You’ve changed your mind.
That’s allowed, you know. You can go in a different direction, pick something else, try another thing, have do-overs, or have two. Pencils come with erasers, few things are forever, and in “Once A Cop” by Cory Pegues, change may be good.
Born the second-youngest with four much older sisters, Cory Pegues grew up in a middle-class, mostly-Black neighborhood in Queens, New York. Although his father was largely absent, Pegues basked in the affection of an extended family and he was secure, until his mother began moving her children from one run-down home to a more-run-down home.
You’ve changed your mind.
That’s allowed, you know. You can go in a different direction, pick something else, try another thing, have do-overs, or have two. Pencils come with erasers, few things are forever, and in “Once a Cop” by Cory Pegues, change may be good.
Your friends follow what you have to say.
Whether on social media or otherwise, they listen to you and understand, ask your opinion, seek your wisdom, and look to your lead. With them, you live a good life. Have followers like those, as you’ll see in “Madame President” by Helene Cooper, and you can change the world.
“This child will be great.”
The authors may have said it best near the end of the book: Malcolm X “died in the struggle for Black power.” It was not the “Black Power” so fiercely espoused by more radical civil rights leaders of the 1960s but, rather, Malcolm X’s death being the result of a vindictive struggle within the upper echelon of the Nation of Islam that found sports icon Muhammad Ali caught in the crosshairs.

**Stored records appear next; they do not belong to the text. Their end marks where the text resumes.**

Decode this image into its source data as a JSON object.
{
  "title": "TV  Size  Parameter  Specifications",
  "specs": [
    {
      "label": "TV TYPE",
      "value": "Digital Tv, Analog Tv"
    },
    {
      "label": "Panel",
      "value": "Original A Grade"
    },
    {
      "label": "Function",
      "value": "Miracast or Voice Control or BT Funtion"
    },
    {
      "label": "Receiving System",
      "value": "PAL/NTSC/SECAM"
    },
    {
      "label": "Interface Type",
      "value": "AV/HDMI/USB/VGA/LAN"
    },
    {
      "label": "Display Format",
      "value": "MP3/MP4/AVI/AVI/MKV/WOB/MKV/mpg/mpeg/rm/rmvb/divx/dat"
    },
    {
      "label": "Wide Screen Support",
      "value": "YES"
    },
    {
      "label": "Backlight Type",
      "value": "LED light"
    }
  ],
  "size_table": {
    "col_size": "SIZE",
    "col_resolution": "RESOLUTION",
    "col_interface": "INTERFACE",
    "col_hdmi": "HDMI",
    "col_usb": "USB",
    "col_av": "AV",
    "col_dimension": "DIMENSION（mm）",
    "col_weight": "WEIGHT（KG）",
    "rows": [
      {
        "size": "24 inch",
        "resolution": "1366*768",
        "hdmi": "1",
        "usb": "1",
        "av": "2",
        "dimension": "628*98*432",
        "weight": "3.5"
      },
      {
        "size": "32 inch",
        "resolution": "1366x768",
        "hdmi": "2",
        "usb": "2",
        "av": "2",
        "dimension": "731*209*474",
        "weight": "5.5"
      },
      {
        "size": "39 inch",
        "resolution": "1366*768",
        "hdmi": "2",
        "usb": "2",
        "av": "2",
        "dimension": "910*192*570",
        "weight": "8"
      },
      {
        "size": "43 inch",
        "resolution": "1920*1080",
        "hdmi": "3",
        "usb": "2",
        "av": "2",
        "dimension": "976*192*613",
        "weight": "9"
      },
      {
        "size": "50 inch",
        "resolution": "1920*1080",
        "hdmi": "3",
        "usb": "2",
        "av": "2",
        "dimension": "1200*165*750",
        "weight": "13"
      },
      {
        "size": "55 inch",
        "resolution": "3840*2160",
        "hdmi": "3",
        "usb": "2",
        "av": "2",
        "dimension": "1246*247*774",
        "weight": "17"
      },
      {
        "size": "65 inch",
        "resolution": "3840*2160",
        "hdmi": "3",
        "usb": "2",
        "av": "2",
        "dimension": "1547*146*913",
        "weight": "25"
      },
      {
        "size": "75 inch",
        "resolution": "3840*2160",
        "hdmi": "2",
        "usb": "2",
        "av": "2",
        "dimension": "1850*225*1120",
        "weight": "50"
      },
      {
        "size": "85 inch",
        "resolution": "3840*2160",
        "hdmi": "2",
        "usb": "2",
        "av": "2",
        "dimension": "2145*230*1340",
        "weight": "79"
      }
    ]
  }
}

Sometimes, you feel like a boiling pot.
That’s because you’ve been cooking a story up and it bubbles and rolls just below the
surface of your mind, waiting to burst forth into a bestseller for an eager audience. It’s
always been your dream to be a famous author – and that could happen, but there’s work
to do first. “Infinite Words” by Zane can get you started.
Mixing musical genres is such a given in contemporary entertainment that one is tempted to believe that this is a new phenomenon. In actuality, this co-mingling of “tropes” or stylistic embellishments associated with specific musical idioms to create new and different effects, has been around since the first immigrants to the New World intentionally put together sounds to amuse themselves.
Politics have arguably been a part of the music of the African Diaspora every since the first slave ship off loaded its cargo in the New World. The Africans fashioned musical idioms as a salve for their wretched existence in their new homeland.